Suppose $D$ beats $N$. Then $D$ is still a dominant player in the tournament of $n+1$ players.

Then now we can assume that $N$ beats $D$.

Now, if there is a person $H_1$ such that $D$ beats $H_1$ and $H_1$ beats $N$, then $D$ is still a dominant player, since it dominates all other player, including the new player $N$.

So this means now we can assume that $N$ beats everyone that was beaten by $D$.

This means everyone that was dominated by $D$ will be dominated by $N$ also.
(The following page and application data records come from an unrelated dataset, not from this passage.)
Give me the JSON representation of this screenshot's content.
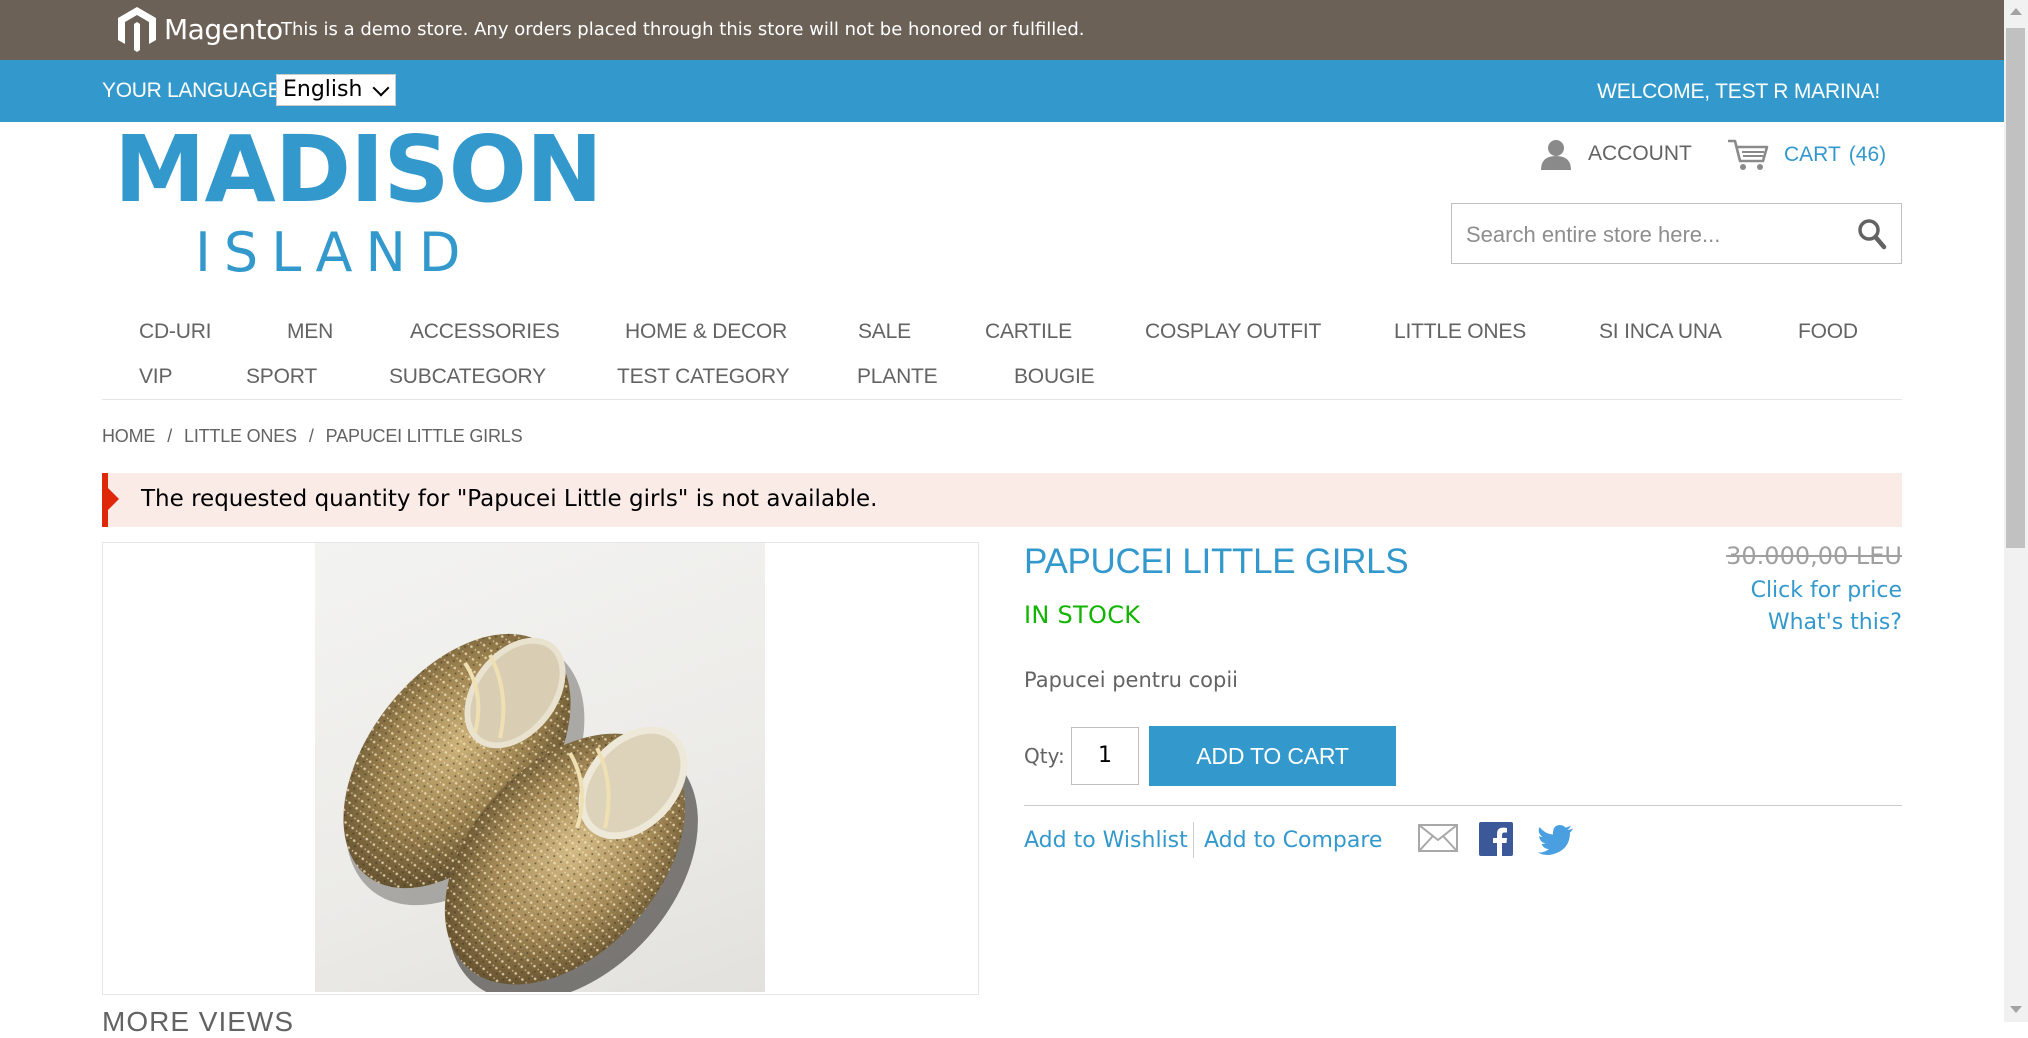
{
  "demo_notice": {
    "brand": "Magento",
    "text": "This is a demo store. Any orders placed through this store will not be honored or fulfilled."
  },
  "header": {
    "language_label": "YOUR LANGUAGE:",
    "language_selected": "English",
    "welcome": "WELCOME, TEST R MARINA!",
    "logo_line1": "MADISON",
    "logo_line2": "ISLAND",
    "account_label": "ACCOUNT",
    "cart_label": "CART",
    "cart_count": "(46)",
    "search_placeholder": "Search entire store here...",
    "icons": {
      "account": "user-icon",
      "cart": "cart-icon",
      "search": "search-icon"
    }
  },
  "nav": {
    "items": [
      "CD-URI",
      "MEN",
      "ACCESSORIES",
      "HOME & DECOR",
      "SALE",
      "CARTILE",
      "COSPLAY OUTFIT",
      "LITTLE ONES",
      "SI INCA UNA",
      "FOOD",
      "VIP",
      "SPORT",
      "SUBCATEGORY",
      "TEST CATEGORY",
      "PLANTE",
      "BOUGIE"
    ]
  },
  "breadcrumb": [
    "HOME",
    "LITTLE ONES",
    "PAPUCEI LITTLE GIRLS"
  ],
  "breadcrumb_separator": "/",
  "error_message": "The requested quantity for \"Papucei Little girls\" is not available.",
  "product": {
    "name": "PAPUCEI LITTLE GIRLS",
    "old_price": "30.000,00 LEU",
    "click_for_price": "Click for price",
    "whats_this": "What's this?",
    "stock": "IN STOCK",
    "short_description": "Papucei pentru copii",
    "qty_label": "Qty:",
    "qty_value": "1",
    "add_to_cart": "ADD TO CART",
    "add_to_wishlist": "Add to Wishlist",
    "add_to_compare": "Add to Compare",
    "share_icons": [
      "email-icon",
      "facebook-icon",
      "twitter-icon"
    ],
    "more_views": "MORE VIEWS"
  },
  "colors": {
    "demo_bar": "#6b6157",
    "brand_blue": "#3399cc",
    "error_bg": "#faebe7",
    "error_accent": "#df280a",
    "in_stock": "#11b400"
  }
}
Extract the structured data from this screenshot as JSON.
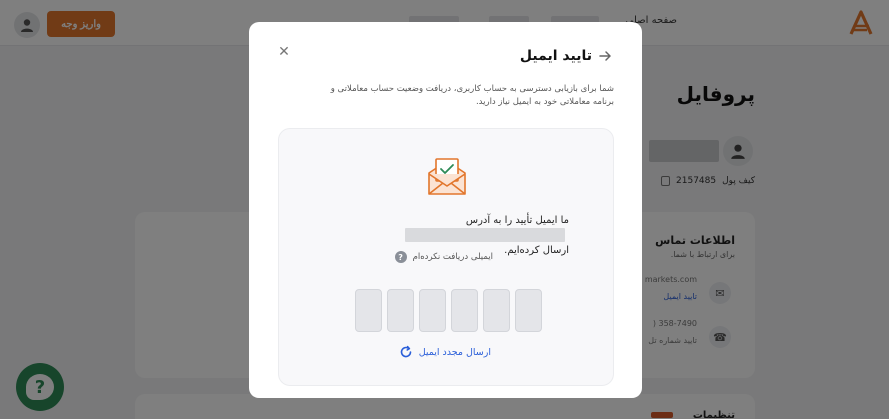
{
  "header": {
    "nav_home": "صفحه اصلی",
    "deposit_label": "واریز وجه"
  },
  "profile": {
    "title": "پروفایل",
    "wallet_label": "کیف پول",
    "wallet_id": "2157485"
  },
  "contact": {
    "title": "اطلاعات تماس",
    "subtitle": "برای ارتباط با شما.",
    "email_partial": "markets.com",
    "verify_email": "تایید ایمیل",
    "phone_partial": ") 358-7490",
    "verify_phone": "تایید شماره تل"
  },
  "bottom_card": {
    "title": "تنظیمات"
  },
  "help": {
    "glyph": "?"
  },
  "modal": {
    "title": "تایید ایمیل",
    "description": "شما برای بازیابی دسترسی به حساب کاربری، دریافت وضعیت حساب معاملاتی و برنامه معاملاتی خود به ایمیل نیاز دارید.",
    "sent_prefix": "ما ایمیل تأیید را به آدرس",
    "sent_suffix": "ارسال کرده‌ایم.",
    "not_received": "ایمیلی دریافت نکرده‌ام",
    "otp": [
      "",
      "",
      "",
      "",
      "",
      ""
    ],
    "resend": "ارسال مجدد ایمیل"
  },
  "colors": {
    "accent_orange": "#e2762c",
    "link_blue": "#2b5fd9",
    "help_green": "#2e8b57"
  }
}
And since $N$ beats $D$, $N$ dominates the whole tournament, making $N$ the new dominant player, proving the claim. =)

• Wow. Quite a bit more formal than mine. I think you win. +1 – mdc32 Nov 7 '14 at 3:27
• Thanks. You could have completely proved (i.e., the "prove" without the quotes =D) it also, if you generalize the method that you used in your answer. – justhalf Nov 7 '14 at 3:31
• Yeah. Mine is pretty easily expandable, just not a real proof. I don't really know exactly what yours is saying, but it kinda makes sense to me. Guess I haven't learned enough combinatorics (or any) to understand this from a logical standpoint :P – mdc32 Nov 7 '14 at 3:35
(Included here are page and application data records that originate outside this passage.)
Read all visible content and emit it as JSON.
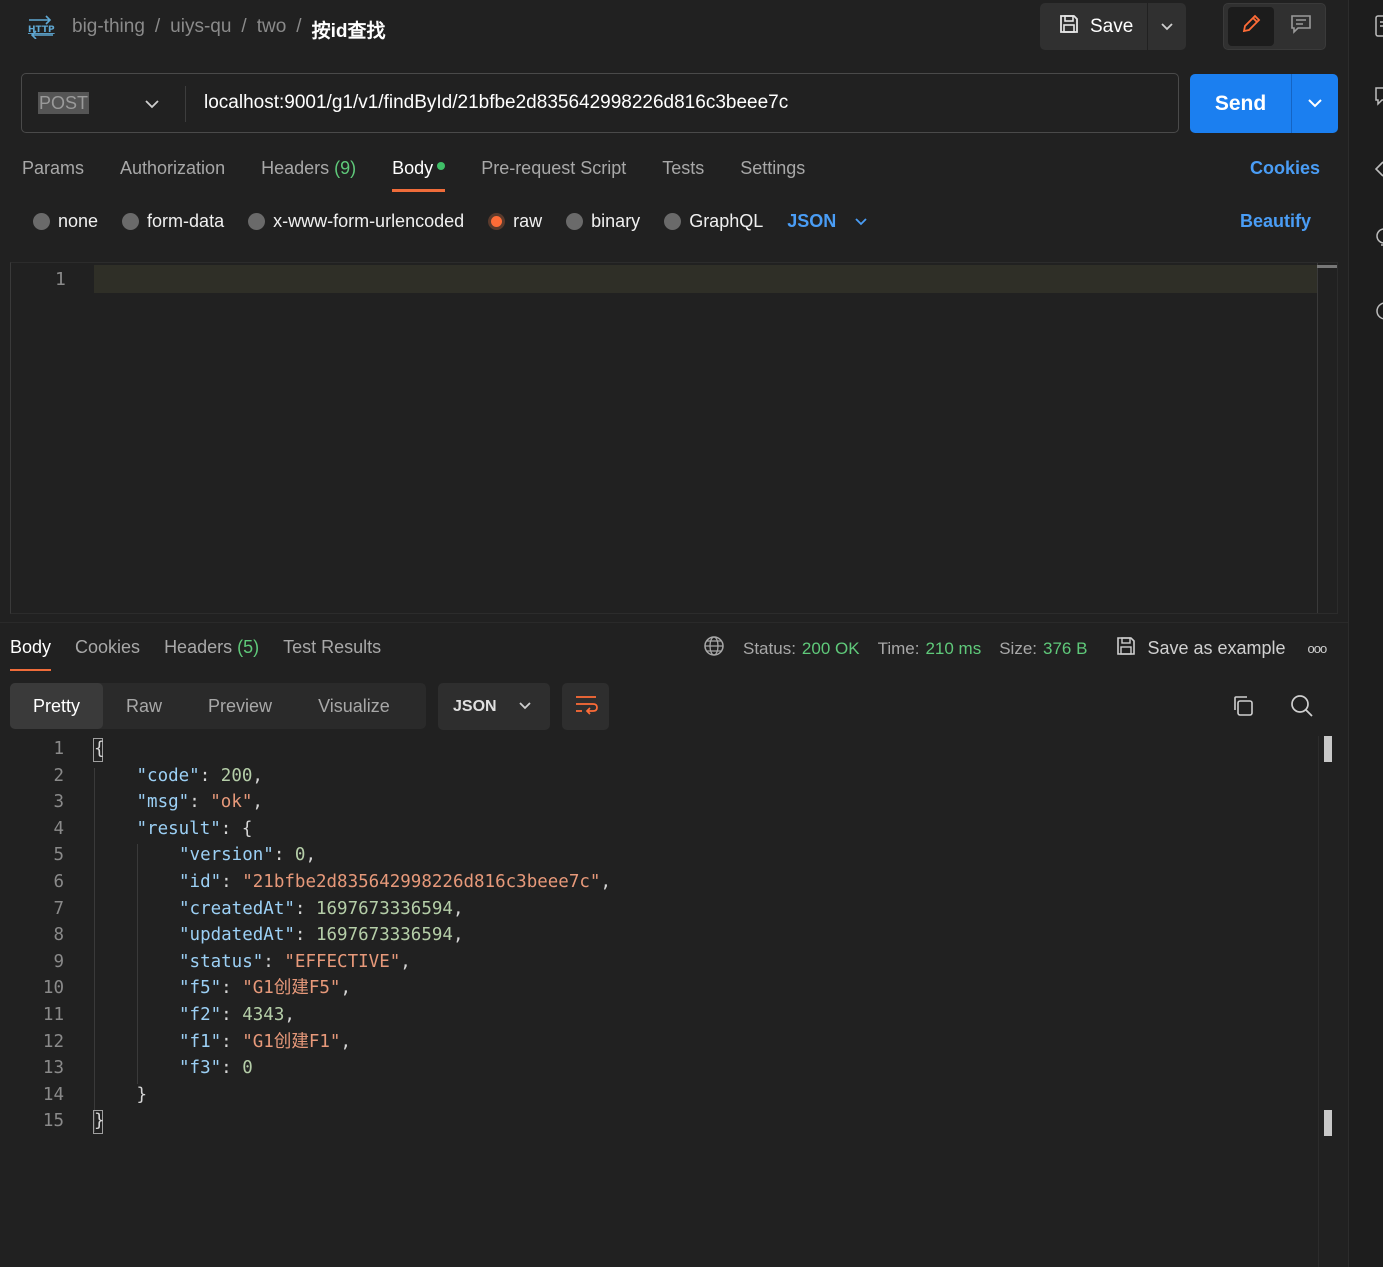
{
  "breadcrumb": {
    "protocol_icon": "http-icon",
    "items": [
      "big-thing",
      "uiys-qu",
      "two"
    ],
    "separator": "/",
    "current": "按id查找"
  },
  "toolbar": {
    "save_label": "Save",
    "save_icon": "save-icon",
    "edit_icon": "pencil-icon",
    "comment_icon": "comment-icon"
  },
  "request": {
    "method": "POST",
    "url": "localhost:9001/g1/v1/findById/21bfbe2d835642998226d816c3beee7c",
    "send_label": "Send"
  },
  "request_tabs": [
    {
      "label": "Params",
      "count": ""
    },
    {
      "label": "Authorization",
      "count": ""
    },
    {
      "label": "Headers",
      "count": "(9)"
    },
    {
      "label": "Body",
      "count": ""
    },
    {
      "label": "Pre-request Script",
      "count": ""
    },
    {
      "label": "Tests",
      "count": ""
    },
    {
      "label": "Settings",
      "count": ""
    }
  ],
  "active_request_tab": "Body",
  "cookies_link": "Cookies",
  "body_types": [
    "none",
    "form-data",
    "x-www-form-urlencoded",
    "raw",
    "binary",
    "GraphQL"
  ],
  "selected_body_type": "raw",
  "raw_format": "JSON",
  "beautify_label": "Beautify",
  "request_editor": {
    "line_numbers": [
      "1"
    ],
    "content": ""
  },
  "response_tabs": [
    {
      "label": "Body",
      "count": ""
    },
    {
      "label": "Cookies",
      "count": ""
    },
    {
      "label": "Headers",
      "count": "(5)"
    },
    {
      "label": "Test Results",
      "count": ""
    }
  ],
  "active_response_tab": "Body",
  "response_meta": {
    "status_label": "Status:",
    "status_value": "200 OK",
    "time_label": "Time:",
    "time_value": "210 ms",
    "size_label": "Size:",
    "size_value": "376 B",
    "save_example_label": "Save as example",
    "more_label": "ooo"
  },
  "view_modes": [
    "Pretty",
    "Raw",
    "Preview",
    "Visualize"
  ],
  "active_view_mode": "Pretty",
  "response_format": "JSON",
  "response_lines": [
    {
      "n": "1",
      "indent": 0,
      "tokens": [
        [
          "p",
          "{"
        ]
      ]
    },
    {
      "n": "2",
      "indent": 1,
      "tokens": [
        [
          "k",
          "\"code\""
        ],
        [
          "p",
          ": "
        ],
        [
          "n",
          "200"
        ],
        [
          "p",
          ","
        ]
      ]
    },
    {
      "n": "3",
      "indent": 1,
      "tokens": [
        [
          "k",
          "\"msg\""
        ],
        [
          "p",
          ": "
        ],
        [
          "s",
          "\"ok\""
        ],
        [
          "p",
          ","
        ]
      ]
    },
    {
      "n": "4",
      "indent": 1,
      "tokens": [
        [
          "k",
          "\"result\""
        ],
        [
          "p",
          ": {"
        ]
      ]
    },
    {
      "n": "5",
      "indent": 2,
      "tokens": [
        [
          "k",
          "\"version\""
        ],
        [
          "p",
          ": "
        ],
        [
          "n",
          "0"
        ],
        [
          "p",
          ","
        ]
      ]
    },
    {
      "n": "6",
      "indent": 2,
      "tokens": [
        [
          "k",
          "\"id\""
        ],
        [
          "p",
          ": "
        ],
        [
          "s",
          "\"21bfbe2d835642998226d816c3beee7c\""
        ],
        [
          "p",
          ","
        ]
      ]
    },
    {
      "n": "7",
      "indent": 2,
      "tokens": [
        [
          "k",
          "\"createdAt\""
        ],
        [
          "p",
          ": "
        ],
        [
          "n",
          "1697673336594"
        ],
        [
          "p",
          ","
        ]
      ]
    },
    {
      "n": "8",
      "indent": 2,
      "tokens": [
        [
          "k",
          "\"updatedAt\""
        ],
        [
          "p",
          ": "
        ],
        [
          "n",
          "1697673336594"
        ],
        [
          "p",
          ","
        ]
      ]
    },
    {
      "n": "9",
      "indent": 2,
      "tokens": [
        [
          "k",
          "\"status\""
        ],
        [
          "p",
          ": "
        ],
        [
          "s",
          "\"EFFECTIVE\""
        ],
        [
          "p",
          ","
        ]
      ]
    },
    {
      "n": "10",
      "indent": 2,
      "tokens": [
        [
          "k",
          "\"f5\""
        ],
        [
          "p",
          ": "
        ],
        [
          "s",
          "\"G1创建F5\""
        ],
        [
          "p",
          ","
        ]
      ]
    },
    {
      "n": "11",
      "indent": 2,
      "tokens": [
        [
          "k",
          "\"f2\""
        ],
        [
          "p",
          ": "
        ],
        [
          "n",
          "4343"
        ],
        [
          "p",
          ","
        ]
      ]
    },
    {
      "n": "12",
      "indent": 2,
      "tokens": [
        [
          "k",
          "\"f1\""
        ],
        [
          "p",
          ": "
        ],
        [
          "s",
          "\"G1创建F1\""
        ],
        [
          "p",
          ","
        ]
      ]
    },
    {
      "n": "13",
      "indent": 2,
      "tokens": [
        [
          "k",
          "\"f3\""
        ],
        [
          "p",
          ": "
        ],
        [
          "n",
          "0"
        ]
      ]
    },
    {
      "n": "14",
      "indent": 1,
      "tokens": [
        [
          "p",
          "}"
        ]
      ]
    },
    {
      "n": "15",
      "indent": 0,
      "tokens": [
        [
          "p",
          "}"
        ]
      ]
    }
  ],
  "colors": {
    "accent_orange": "#ff6c37",
    "send_blue": "#1b7ff0",
    "link_blue": "#4a9df5",
    "status_green": "#5fc97a",
    "json_key": "#9cd0f5",
    "json_string": "#e7997a",
    "json_number": "#b5cea8"
  }
}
I will try to "prove" this with a tournament of 4 people first. This may be followed up with 5 or 6 person solutions, if necessary.

## 4 Teams

First, let's consider the possible cases. Each person must play 3 games, the amount of wins must equal the amount of losses, and no two players can be undefeated. Likewise, no two players can be 0-3.

A B C D 3-0, 2-1, 1-2, 0-3 3-0, 1-2, 1-2, 1-2 2-1, 2-1, 1-2, 1-2 2-1, 2-1, 2-1, 0-3 

Cases 1 and 2 can be disregarded, as someone is undefeated.

In Case 3, I will assume A beat B, even though the proof can be reversed if B beats A. A beat B, so that means either C beat A or D beat A. However, B beat both C and D, so B is one such player in this tournament.

In Case 4, A beat B, B beat C, and C beat A. All three of these beat D. This is already solved, as A, B, and C all fit the requirements.

## 5 Teams

A B C D E 3-1, 3-1, 2-2, 1-3, 1-3 3-1, 2-2, 2-2, 2-2, 1-3 2-2, 2-2, 2-2, 2-2, 2-2 

These are the only cases I need to prove. All other ones include either an undefeated team or a team with no wins, so these are identical to a 4 team tournament. The last team is either unimportant or it is the team that fulfills the requirements.

Case 1 - A beats B, which means A loses to C, D, or E. B beat all three of these teams, so B is one solution.

Case 2 - Either E beat A or B beat A. The other situations are variants of this. If E beat A, then A is the correct team, because A beat B, C, and D, all of which beat E. If B beat A, then A is again the correct team, because A beat C, D, and E, and B lost to exactly two of these teams.

Case 3 - This is Rock Paper Scissors Lizard Spock. Every choice actually fits the requirements.

• "All other ones include either an undefeated team or a team with no losses, so these are identical to a 4 team tournament." I think you meant "or a team with no wins" – justhalf Nov 7 '14 at 3:29